The Secretary for War rather glided over the point as to when the scheme would come into operation, and I should be glad if he would give us some further information on the point. As far as I understand it no step will be taken under the new scheme until 1890, and up to that date progress will be regulated according to precedent. This is extremely ambiguous. It is further stated by the right hon. Gentleman that the claims of all general officers will be considered, especially of purchase officers; but I do not see why the claims of non-purchase officers should not be considered exactly in the same way as those of purchase officers.
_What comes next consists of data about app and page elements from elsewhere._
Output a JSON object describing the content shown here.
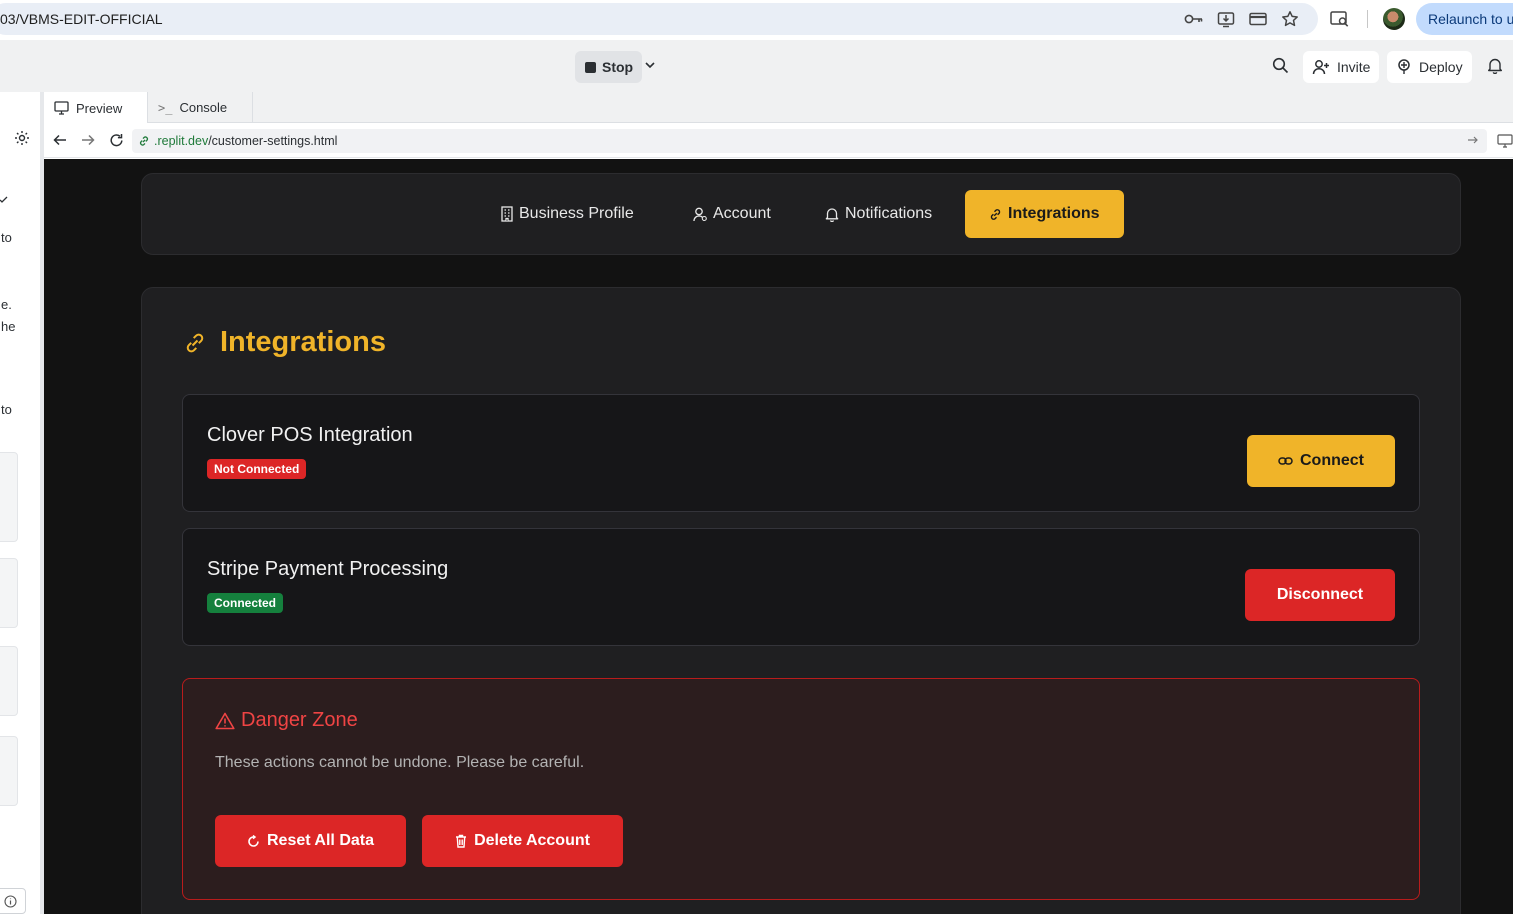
{
  "browser": {
    "url": "03/VBMS-EDIT-OFFICIAL",
    "relaunch_label": "Relaunch to up"
  },
  "workspace": {
    "stop_label": "Stop",
    "invite_label": "Invite",
    "deploy_label": "Deploy"
  },
  "left_panel": {
    "snippets": [
      "to",
      "e.",
      "he",
      "to"
    ]
  },
  "pane_tabs": [
    {
      "label": "Preview"
    },
    {
      "label": "Console"
    }
  ],
  "preview_nav": {
    "url_domain": ".replit.dev",
    "url_path": "/customer-settings.html"
  },
  "settings": {
    "tabs": [
      {
        "label": "Business Profile",
        "icon": "building-icon"
      },
      {
        "label": "Account",
        "icon": "user-icon"
      },
      {
        "label": "Notifications",
        "icon": "bell-icon"
      },
      {
        "label": "Integrations",
        "icon": "link-icon",
        "active": true
      }
    ],
    "section_title": "Integrations",
    "integrations": [
      {
        "name": "Clover POS Integration",
        "status": "Not Connected",
        "action": "Connect"
      },
      {
        "name": "Stripe Payment Processing",
        "status": "Connected",
        "action": "Disconnect"
      }
    ],
    "danger_zone": {
      "title": "Danger Zone",
      "description": "These actions cannot be undone. Please be careful.",
      "reset_label": "Reset All Data",
      "delete_label": "Delete Account"
    }
  },
  "colors": {
    "accent": "#f0b429",
    "danger": "#dc2626",
    "success": "#15803d",
    "app_background": "#121212",
    "card_background": "#1f1f21"
  }
}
May I ask whether the Engineers and Artillery are going to be shut out from the benefits of the scheme? I repeat that I think the purchase and non-purchase officers should be treated alike under the scheme.
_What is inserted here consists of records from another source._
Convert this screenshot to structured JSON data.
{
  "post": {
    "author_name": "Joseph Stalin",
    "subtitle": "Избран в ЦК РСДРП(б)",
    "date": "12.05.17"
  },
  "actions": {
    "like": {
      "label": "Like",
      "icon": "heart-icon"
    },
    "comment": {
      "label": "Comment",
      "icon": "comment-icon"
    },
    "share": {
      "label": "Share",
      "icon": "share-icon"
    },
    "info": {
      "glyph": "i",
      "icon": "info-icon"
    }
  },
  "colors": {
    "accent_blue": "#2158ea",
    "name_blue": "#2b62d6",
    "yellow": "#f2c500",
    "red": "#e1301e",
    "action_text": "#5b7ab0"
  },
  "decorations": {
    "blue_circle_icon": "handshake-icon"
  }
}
GENERAL C. C. FRASER (Lambeth, N.)

I beg to earnestly protest against the scheme in the interests of those officers who have spent their lives and fortunes in the hope of becoming general officers. I hope another opportunity will be given on which the House can fully discuss the matter.


I think my hon. and gallant Friend must be mistaken if he fears the Engineer and Artillery officers will not come under the scheme. But I should like to ask the Secretary for War how he proposes to deal with the colonels? I understand that under this scheme some will be left entirely out in the cold and will get no promotion whatever. Is it the case that the scheme will apply only to those who have been actively employed lately? There may be some who have not had the good fortune to be so employed, but who have yet done excellent service, and I should like to ask my right hon. Friend how he proposes to deal with these men who have served with distinction and are still colonels in the Army?
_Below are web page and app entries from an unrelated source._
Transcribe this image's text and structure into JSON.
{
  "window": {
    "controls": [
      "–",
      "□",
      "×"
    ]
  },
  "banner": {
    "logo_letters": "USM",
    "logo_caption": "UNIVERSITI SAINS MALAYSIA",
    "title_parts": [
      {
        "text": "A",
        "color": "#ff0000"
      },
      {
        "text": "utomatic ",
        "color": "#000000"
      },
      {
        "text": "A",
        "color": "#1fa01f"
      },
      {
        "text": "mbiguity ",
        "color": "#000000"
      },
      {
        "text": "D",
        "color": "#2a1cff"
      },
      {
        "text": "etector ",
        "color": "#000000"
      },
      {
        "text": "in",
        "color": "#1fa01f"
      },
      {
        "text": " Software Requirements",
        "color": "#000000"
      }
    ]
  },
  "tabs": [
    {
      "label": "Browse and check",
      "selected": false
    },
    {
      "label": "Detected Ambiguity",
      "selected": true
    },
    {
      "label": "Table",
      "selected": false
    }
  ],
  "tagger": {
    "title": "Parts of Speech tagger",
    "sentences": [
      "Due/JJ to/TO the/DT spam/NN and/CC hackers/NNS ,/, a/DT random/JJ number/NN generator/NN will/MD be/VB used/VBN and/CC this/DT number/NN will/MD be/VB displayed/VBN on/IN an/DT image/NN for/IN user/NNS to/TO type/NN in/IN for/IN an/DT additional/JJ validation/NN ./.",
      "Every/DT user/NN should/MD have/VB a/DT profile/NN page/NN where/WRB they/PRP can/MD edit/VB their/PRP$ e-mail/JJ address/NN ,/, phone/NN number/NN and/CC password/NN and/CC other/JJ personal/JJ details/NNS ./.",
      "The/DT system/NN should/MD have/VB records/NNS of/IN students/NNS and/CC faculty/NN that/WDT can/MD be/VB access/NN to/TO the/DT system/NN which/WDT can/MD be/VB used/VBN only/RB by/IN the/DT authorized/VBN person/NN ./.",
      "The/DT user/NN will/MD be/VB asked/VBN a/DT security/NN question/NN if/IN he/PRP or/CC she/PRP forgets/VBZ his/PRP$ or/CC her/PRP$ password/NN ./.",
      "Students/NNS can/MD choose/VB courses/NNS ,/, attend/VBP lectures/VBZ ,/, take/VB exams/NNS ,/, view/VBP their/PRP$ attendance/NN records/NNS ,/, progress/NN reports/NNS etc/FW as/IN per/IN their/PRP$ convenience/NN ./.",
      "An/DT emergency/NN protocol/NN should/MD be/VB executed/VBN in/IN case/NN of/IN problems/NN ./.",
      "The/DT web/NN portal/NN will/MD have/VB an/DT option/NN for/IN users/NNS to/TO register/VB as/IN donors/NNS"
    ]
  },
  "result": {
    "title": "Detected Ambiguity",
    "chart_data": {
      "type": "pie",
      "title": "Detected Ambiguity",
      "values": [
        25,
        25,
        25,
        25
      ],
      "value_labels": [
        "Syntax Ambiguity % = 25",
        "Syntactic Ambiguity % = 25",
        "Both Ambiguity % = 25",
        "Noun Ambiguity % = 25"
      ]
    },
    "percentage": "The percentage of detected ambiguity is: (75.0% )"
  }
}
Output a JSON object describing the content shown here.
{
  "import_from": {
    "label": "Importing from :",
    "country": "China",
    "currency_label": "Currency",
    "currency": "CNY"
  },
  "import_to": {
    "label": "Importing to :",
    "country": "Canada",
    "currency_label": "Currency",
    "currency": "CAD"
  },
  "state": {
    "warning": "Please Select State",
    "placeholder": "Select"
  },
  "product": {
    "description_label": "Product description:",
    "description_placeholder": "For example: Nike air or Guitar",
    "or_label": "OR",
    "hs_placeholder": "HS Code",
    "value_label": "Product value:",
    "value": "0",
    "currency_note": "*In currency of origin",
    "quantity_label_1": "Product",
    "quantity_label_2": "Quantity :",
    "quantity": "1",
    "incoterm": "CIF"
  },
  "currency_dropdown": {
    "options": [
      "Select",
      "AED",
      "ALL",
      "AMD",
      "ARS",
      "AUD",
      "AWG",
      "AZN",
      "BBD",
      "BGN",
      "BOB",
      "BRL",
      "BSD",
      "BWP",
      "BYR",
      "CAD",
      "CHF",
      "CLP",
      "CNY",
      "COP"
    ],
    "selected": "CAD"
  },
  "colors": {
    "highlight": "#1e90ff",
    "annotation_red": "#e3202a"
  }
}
I think the hon. and gallant Member for Galway was quite right in asking me to explain a little more fully what I meant by "gradual reduction." The reduction will take place in the following way:—Every second vacancy in the rank of major general and every third vacancy in the rank of lieutenant general will be ignored. With regard to the Artillery and Engineers, they are entitled to the full benefit of the scheme just as much as their brethren of the Infantry. With regard to the colonels, the Government propose to give a special retiring allowance of £500 instead of £420 in compensation for the loss of promotion which is involved in the scheme.


Is it every second or every third vacancy for major generals will not be "filled up?"


Every second vacancy.

Resolutions agreed to.